AUTHOR ARCHIVES: https://davebarnhart.wordpress.com/author/davebarnhart/
About Dave Barnhart
I’m a United Methodist pastor of a network of house churches (Saint Junia United Methodist Church) in Birmingham, Alabama. My mission in life is to teach and live resurrected life in Jesus among passionate people. I’m married and have a son. I’ve written a couple of books: What’s in the Bible About Church? and God Shows No Partiality. If you’d like to get in touch with me, you can email me at dave (at) saintjunia (dot) org, or send me a message on Twitter.
SOME LEARNINGS ON SADNESS AND WORRY
Posted on April 7, 2020

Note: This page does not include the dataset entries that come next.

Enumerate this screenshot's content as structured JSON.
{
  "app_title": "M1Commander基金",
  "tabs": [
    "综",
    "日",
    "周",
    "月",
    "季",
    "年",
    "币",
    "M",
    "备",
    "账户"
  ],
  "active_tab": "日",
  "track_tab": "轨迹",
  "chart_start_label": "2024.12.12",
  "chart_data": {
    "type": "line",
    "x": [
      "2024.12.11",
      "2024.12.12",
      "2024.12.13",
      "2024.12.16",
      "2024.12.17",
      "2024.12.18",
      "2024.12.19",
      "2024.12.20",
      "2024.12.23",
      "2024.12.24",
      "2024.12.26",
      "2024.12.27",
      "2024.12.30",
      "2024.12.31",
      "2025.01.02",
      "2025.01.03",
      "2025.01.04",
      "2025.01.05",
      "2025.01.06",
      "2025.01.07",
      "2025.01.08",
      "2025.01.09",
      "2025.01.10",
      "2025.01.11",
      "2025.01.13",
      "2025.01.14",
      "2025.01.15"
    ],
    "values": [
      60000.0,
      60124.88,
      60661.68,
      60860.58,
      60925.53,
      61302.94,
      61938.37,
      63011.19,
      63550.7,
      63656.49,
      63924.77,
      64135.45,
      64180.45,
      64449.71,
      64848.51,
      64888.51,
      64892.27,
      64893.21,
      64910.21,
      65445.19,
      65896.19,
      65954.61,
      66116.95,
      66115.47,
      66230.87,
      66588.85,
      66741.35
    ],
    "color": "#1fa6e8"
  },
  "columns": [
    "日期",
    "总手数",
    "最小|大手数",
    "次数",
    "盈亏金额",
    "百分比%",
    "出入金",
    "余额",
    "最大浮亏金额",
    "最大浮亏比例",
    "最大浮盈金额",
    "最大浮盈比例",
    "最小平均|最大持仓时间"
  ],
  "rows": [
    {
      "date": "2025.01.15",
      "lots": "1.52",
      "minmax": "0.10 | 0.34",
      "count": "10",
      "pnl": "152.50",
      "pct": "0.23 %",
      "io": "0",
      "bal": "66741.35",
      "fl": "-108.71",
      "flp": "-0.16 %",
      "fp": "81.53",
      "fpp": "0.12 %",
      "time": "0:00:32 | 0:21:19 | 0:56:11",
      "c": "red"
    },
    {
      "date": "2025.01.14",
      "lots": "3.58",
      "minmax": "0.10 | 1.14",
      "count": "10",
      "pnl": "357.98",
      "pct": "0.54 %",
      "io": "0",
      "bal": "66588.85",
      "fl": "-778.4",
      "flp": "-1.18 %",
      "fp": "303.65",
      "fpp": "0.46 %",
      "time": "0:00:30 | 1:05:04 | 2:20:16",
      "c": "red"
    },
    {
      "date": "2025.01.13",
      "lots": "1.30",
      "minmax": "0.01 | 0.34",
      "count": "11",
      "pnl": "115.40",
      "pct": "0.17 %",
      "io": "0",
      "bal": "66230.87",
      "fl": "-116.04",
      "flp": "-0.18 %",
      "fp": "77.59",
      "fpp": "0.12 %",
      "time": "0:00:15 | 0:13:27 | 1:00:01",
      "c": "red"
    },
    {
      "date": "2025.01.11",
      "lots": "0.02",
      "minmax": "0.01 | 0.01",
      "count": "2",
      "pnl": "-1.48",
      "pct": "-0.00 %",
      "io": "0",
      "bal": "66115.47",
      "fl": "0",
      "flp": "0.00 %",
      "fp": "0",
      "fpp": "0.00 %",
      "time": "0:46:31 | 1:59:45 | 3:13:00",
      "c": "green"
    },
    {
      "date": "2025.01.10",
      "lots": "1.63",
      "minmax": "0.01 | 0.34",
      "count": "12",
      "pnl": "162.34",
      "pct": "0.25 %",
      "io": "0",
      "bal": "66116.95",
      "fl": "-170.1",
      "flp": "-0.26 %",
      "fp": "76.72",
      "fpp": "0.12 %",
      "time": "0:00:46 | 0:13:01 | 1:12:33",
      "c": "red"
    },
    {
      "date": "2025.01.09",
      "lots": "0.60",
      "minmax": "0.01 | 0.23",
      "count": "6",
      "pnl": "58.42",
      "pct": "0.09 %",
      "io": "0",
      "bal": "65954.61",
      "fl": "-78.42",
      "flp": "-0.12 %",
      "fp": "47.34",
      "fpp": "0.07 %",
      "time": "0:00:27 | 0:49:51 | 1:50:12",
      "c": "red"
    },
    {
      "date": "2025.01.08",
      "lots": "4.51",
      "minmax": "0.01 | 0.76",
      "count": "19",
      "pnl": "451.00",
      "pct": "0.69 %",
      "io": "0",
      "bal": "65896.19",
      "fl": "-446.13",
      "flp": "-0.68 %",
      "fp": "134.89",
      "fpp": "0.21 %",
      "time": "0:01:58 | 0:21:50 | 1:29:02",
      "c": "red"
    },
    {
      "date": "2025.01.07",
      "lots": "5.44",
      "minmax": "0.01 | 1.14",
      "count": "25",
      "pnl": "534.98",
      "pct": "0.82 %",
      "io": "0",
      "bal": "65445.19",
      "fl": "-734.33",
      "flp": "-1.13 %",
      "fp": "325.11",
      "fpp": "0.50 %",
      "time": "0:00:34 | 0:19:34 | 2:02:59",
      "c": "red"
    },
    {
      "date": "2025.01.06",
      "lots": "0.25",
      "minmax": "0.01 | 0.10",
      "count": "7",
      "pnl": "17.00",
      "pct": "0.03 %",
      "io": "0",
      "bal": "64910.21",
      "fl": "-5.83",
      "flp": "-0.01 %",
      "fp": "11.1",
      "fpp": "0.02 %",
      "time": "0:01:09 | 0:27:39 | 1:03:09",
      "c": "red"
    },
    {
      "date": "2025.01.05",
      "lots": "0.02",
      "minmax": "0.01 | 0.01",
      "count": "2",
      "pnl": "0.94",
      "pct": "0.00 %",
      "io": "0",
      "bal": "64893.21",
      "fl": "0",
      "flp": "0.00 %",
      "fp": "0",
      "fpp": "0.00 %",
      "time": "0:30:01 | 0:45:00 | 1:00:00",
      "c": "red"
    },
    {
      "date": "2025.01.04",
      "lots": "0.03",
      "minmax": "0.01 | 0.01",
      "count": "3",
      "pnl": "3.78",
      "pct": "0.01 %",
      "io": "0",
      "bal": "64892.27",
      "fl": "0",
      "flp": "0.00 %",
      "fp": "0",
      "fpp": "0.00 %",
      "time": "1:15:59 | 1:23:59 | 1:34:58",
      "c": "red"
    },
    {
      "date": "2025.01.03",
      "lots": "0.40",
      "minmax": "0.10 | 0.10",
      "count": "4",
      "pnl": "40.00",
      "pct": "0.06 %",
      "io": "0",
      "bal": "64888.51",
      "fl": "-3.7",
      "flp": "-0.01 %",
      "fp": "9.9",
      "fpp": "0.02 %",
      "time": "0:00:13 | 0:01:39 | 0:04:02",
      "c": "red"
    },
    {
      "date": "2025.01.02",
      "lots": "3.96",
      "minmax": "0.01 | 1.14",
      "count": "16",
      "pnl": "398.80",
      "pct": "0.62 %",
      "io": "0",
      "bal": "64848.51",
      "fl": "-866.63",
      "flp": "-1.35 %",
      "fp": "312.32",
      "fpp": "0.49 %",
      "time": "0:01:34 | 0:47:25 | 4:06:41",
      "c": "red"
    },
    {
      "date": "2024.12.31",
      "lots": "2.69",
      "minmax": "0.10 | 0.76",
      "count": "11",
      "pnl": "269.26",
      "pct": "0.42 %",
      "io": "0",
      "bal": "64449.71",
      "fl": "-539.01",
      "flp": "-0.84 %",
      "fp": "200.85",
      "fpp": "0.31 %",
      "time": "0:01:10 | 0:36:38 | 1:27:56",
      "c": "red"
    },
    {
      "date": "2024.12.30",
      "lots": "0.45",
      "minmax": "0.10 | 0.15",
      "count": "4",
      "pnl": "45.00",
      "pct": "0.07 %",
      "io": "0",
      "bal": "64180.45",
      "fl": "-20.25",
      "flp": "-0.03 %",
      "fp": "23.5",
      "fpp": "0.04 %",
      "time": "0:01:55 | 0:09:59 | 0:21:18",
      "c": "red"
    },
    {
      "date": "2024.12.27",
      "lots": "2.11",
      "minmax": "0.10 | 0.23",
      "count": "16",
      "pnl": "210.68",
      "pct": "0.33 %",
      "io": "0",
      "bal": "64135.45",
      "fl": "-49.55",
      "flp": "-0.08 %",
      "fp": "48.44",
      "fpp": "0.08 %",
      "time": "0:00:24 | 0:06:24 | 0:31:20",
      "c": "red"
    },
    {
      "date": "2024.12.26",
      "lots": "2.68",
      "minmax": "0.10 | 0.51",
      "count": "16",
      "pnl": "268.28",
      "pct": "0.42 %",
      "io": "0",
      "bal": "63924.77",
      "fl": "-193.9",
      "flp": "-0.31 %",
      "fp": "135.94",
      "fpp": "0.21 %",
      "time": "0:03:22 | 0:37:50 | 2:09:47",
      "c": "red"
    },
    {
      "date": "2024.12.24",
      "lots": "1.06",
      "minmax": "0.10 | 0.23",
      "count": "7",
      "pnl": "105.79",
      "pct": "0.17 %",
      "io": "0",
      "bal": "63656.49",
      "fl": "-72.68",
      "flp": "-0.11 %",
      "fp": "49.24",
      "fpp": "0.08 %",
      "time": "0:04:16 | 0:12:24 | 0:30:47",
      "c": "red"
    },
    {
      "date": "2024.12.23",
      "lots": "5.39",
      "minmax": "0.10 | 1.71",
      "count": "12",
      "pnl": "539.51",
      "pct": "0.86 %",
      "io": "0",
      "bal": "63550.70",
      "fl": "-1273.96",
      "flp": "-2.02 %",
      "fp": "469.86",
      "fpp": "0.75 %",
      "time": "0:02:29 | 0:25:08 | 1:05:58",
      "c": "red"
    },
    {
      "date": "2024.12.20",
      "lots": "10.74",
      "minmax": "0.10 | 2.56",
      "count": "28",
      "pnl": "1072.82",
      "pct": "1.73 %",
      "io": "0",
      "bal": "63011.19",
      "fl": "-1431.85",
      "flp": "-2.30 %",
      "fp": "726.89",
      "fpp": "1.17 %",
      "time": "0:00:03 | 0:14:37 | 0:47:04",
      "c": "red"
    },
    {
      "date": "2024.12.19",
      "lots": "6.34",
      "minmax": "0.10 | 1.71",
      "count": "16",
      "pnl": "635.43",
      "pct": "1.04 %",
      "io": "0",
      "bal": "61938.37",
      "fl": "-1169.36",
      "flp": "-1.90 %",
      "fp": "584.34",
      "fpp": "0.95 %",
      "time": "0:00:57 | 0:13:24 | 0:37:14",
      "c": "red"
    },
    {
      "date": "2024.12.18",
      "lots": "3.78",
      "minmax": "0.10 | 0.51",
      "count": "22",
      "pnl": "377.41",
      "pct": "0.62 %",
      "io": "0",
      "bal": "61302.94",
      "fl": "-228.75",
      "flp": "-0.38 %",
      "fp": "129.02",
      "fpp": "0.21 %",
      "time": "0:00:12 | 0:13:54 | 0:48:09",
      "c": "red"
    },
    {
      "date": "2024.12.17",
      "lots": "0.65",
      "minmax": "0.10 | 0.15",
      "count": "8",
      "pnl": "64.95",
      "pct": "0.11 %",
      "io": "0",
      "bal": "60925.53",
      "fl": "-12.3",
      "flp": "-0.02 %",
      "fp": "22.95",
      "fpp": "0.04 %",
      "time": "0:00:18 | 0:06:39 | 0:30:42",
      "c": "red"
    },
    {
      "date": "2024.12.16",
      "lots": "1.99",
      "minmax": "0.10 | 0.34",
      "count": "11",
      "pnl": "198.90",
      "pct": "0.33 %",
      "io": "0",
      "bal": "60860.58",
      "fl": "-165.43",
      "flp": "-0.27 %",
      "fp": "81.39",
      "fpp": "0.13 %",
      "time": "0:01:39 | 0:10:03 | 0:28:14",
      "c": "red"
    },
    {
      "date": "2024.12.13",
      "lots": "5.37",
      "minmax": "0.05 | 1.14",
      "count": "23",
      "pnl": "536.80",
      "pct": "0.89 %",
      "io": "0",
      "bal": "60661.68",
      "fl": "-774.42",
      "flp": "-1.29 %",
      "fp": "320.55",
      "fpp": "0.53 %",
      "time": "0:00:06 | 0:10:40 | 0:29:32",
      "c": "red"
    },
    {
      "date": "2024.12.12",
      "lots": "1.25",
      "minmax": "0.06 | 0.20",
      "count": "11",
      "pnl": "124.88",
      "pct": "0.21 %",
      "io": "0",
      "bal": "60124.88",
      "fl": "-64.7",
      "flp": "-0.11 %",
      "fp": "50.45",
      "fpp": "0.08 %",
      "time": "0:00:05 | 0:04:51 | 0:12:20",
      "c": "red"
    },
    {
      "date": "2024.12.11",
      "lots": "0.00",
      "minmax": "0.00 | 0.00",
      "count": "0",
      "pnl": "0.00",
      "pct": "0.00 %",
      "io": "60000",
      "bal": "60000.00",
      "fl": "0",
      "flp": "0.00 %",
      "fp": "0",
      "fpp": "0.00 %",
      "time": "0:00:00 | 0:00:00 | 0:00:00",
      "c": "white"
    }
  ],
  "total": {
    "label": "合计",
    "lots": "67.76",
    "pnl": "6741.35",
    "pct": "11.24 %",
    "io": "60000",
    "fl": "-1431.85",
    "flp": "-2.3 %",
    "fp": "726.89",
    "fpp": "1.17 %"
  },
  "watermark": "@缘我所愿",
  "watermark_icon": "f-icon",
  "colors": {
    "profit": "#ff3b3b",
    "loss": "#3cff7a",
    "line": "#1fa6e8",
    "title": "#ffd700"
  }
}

This is my own learning, and it may be helpful to you, or not:
As much as I believe that we can feel better if we reframe and adjust our thinking, there is healing that comes from acknowledging pain and honestly naming our hurt.
I am incredibly sad. I was looking forward to things that now are not going to happen, at least this year. Sometimes I am tempted to minimize my sadness: after all, other people have it worse. But that is not actually helpful thinking.
I am also worried—about individuals, about the church, about the economy, about our failing government, about what the world will look like on the other side of this unmitigated clustertruck. Sometimes I am tempted to just put a good face on it, to mimic non-attachment and parrot the words of Jesus, to say, “Well, tomorrow will take care of tomorrow.”
It is not weakness to name sadness and worry, and it is not strength to avoid them.
Here are my learnings:
1) If I name my negative emotions instead of avoiding them, if I look at them squarely, allow myself to feel and cry, I am able to feel my gratitude and my hope more deeply on the other side of it. I cannot be truly grateful unless I also acknowledge my disappointment. In Buddhist terms, I cannot experience “non-attachment” by being dishonest about what I’m attached to. In Christian terms,
God embraces my suffering. I have to name my worry—that my brain is trying to solve an unsolvable problem—in order to move toward solving the problems I *can* solve.
2) When we name our negative emotions in public in a supportive community, we find that others feel the same way. The Powers that Be want us to be silent about our pain, to put a good face on it, so they can pretend that their policies are effective and the status quo is fine.
Naming our pain is the first step to community organizing. The Powers that Be do not want us to do that. They describe our exhaustion as laziness, our anger as “divisiveness,” our worry and fear as cowardice. It is in their interest to gaslight and minimize our cries. We have this critical voice in our heads and in the world, always policing our pain. It is not the voice of God. The last thing they want us to do is say to each other, “Oh, you are afraid of losing your for-profit healthcare in the middle of a pandemic, too?”
3) Any version of Christianity that tells you that negative emotions belie a “lack of faith,” or that your pain and fear is unacceptable to God is garbage. Exodus 2:24-25 describes God’s activity when the Israelites “cry out” — God hears. God remembers. God sees. God understands. Hagar names God “God who sees me.”
Many would-be spiritual gurus think policing negative emotions is a sign of sanctification or enlightenment. They think their job is to help other people feel better. It is not. Holy Week is, in part, about God embracing the whole reality of human suffering and loving it to death. This kind of divine incarnation is “beyond good and evil” the way we normally think of it.
It’s okay to feel whatever you feel. Preachers and pundits will gaslight you in the name of Jesus, Buddha, the Market, the Party, or whoever. But acknowledging our suffering will allow us to distinguish between the suffering that is manufactured—by our individual selves and by society—and the suffering that is simply part of being human.
Posted in Disciplines, Psychology, Reflections, Resistance | Tagged cognitive behavior therapy, depression, emotions, gaslighting, mental health, psychology, spiritual growth, spirituality, worry | Leave a reply
SUBMITTED FOR REPOSTING ON THE NCC BLOG BY ERNESTO VASQUEZ